▶ **Task statement**
Copy every line from the data below in which the string "icon" can be found.

▶ **Provided entries**
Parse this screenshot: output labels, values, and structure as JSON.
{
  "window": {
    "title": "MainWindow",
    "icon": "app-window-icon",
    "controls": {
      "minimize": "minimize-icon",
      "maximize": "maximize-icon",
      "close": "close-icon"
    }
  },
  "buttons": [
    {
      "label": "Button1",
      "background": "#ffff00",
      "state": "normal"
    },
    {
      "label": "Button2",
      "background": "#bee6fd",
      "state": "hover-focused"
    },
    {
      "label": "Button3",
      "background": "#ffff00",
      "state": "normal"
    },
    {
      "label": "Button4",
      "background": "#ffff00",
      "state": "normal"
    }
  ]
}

▶ **Final answer**
    "icon": "app-window-icon",
      "minimize": "minimize-icon",
      "maximize": "maximize-icon",
      "close": "close-icon"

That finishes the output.